• Dataset excerpts
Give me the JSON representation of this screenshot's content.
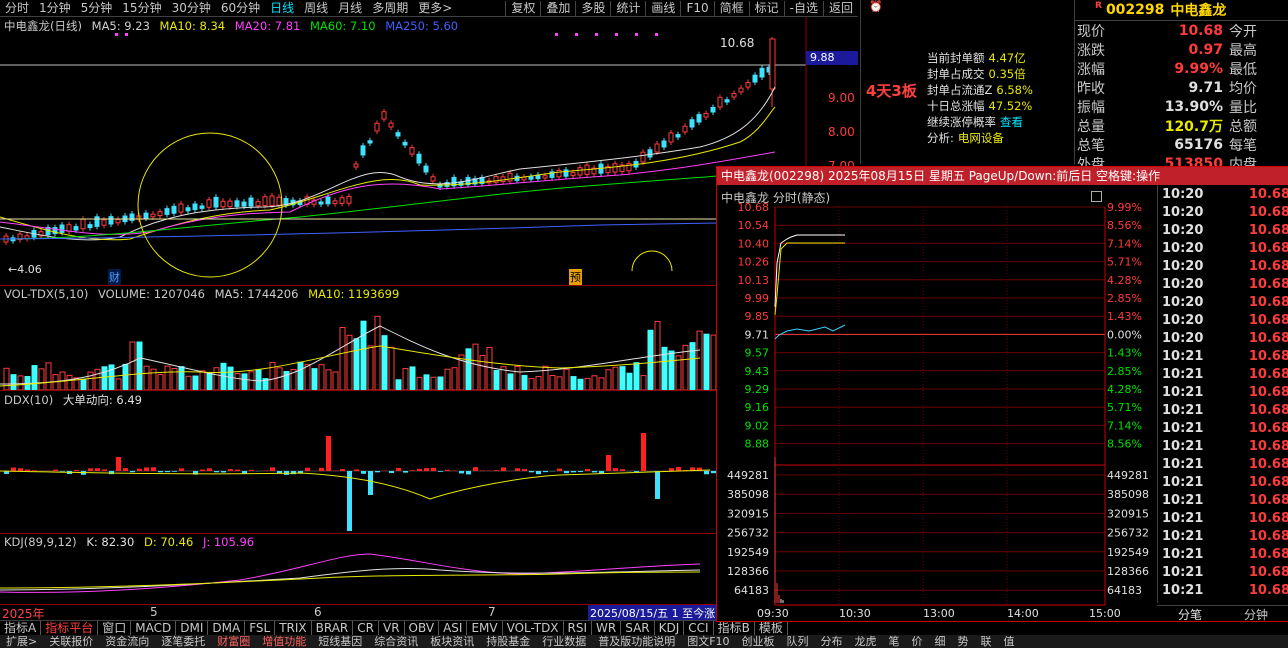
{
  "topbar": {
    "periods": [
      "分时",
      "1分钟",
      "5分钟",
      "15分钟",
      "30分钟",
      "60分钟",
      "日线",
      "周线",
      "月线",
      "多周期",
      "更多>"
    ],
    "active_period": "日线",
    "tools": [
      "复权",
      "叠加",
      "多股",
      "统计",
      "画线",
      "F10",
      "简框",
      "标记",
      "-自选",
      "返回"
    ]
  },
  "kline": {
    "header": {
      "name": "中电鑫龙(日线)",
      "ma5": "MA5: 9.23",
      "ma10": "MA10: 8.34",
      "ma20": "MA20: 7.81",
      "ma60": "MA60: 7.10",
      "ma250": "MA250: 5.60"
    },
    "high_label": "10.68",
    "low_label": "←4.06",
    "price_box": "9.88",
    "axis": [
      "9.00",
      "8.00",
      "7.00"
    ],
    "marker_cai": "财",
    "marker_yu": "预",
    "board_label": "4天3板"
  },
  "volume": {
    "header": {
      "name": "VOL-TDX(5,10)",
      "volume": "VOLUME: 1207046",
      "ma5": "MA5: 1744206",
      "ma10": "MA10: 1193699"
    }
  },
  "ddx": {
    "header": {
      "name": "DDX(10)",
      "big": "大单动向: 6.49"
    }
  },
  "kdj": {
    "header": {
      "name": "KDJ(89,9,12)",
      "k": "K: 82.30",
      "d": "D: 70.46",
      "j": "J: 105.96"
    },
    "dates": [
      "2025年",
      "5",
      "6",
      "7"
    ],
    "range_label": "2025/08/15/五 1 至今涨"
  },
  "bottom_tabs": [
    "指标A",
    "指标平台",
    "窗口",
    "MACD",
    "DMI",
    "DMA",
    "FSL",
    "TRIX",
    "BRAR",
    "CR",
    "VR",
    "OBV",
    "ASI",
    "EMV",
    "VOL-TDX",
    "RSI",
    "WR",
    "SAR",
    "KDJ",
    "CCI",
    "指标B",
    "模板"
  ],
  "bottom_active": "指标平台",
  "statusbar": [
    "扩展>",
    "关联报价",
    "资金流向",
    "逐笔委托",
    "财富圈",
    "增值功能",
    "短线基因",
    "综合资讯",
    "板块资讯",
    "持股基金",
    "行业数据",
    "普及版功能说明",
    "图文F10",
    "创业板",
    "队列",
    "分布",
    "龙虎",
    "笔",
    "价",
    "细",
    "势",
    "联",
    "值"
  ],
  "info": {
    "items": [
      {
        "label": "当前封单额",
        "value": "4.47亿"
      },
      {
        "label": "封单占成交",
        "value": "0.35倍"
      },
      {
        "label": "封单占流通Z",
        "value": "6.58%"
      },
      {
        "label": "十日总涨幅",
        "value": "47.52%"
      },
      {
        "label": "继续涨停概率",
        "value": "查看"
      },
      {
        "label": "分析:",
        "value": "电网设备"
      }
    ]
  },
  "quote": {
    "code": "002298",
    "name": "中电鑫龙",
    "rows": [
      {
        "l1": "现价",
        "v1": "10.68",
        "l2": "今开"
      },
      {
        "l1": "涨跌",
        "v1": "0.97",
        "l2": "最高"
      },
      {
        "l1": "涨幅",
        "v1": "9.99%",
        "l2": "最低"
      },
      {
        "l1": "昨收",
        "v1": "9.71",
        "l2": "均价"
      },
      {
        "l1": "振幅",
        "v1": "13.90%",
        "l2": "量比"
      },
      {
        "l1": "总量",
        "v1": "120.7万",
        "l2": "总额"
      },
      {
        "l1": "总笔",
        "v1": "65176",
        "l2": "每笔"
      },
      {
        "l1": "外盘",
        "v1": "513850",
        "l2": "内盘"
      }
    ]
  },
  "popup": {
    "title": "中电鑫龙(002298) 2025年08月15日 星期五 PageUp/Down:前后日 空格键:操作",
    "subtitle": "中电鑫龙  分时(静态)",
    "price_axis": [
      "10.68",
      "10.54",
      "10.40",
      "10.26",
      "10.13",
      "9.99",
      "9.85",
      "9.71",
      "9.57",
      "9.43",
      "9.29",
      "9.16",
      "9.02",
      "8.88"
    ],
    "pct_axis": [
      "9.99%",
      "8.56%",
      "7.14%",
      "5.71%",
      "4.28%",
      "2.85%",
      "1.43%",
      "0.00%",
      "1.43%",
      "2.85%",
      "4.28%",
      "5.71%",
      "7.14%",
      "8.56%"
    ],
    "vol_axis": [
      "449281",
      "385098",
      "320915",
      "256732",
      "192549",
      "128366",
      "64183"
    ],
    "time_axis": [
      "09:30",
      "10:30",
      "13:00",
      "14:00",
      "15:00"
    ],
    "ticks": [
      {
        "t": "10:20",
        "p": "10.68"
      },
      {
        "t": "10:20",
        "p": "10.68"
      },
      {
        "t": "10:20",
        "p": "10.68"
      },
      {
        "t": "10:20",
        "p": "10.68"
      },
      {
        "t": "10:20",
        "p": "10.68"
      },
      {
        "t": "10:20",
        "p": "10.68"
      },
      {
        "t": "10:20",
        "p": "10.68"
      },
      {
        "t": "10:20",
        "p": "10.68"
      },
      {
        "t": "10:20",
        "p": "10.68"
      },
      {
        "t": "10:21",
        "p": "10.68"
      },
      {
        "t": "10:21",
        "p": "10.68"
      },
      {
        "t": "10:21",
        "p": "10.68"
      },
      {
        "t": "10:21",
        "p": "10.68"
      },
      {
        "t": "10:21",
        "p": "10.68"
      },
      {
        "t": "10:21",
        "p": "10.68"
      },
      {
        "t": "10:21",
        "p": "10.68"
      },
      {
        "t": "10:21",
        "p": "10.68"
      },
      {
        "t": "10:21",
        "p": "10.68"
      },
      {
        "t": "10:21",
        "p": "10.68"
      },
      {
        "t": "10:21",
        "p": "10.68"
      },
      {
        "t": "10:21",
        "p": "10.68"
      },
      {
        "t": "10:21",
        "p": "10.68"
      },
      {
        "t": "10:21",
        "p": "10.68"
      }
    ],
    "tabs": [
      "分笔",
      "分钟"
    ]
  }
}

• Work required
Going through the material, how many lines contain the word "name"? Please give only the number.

• Task response
5